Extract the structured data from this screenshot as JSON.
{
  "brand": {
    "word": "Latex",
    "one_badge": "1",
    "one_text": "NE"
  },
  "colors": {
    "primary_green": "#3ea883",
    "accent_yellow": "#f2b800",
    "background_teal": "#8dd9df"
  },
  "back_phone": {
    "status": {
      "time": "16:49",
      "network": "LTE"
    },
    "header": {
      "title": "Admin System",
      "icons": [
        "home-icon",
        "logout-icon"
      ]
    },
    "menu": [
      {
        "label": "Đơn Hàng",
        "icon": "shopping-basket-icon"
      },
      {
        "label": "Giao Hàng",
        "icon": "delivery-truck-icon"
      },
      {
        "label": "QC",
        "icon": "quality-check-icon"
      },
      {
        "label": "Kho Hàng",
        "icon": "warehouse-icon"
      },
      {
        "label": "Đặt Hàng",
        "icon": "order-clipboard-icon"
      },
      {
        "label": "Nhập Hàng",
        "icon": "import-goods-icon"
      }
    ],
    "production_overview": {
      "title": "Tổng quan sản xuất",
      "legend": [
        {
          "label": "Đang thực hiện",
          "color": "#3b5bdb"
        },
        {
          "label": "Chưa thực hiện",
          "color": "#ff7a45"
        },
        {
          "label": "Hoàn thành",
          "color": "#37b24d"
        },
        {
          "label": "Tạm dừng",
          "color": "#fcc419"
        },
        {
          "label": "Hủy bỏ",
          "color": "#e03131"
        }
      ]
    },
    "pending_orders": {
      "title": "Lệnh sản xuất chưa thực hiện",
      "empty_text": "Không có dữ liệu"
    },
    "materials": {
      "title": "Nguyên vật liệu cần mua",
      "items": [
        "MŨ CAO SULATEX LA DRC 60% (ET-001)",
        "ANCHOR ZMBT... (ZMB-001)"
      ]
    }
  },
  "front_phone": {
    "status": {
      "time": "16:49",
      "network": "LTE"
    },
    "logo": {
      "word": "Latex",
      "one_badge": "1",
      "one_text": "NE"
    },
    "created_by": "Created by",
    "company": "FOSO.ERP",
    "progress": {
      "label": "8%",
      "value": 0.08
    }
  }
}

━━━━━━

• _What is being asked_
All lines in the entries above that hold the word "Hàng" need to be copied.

• _Solution to the problem_
        "label": "Đơn Hàng",
        "label": "Giao Hàng",
        "label": "Kho Hàng",
        "label": "Đặt Hàng",
        "label": "Nhập Hàng",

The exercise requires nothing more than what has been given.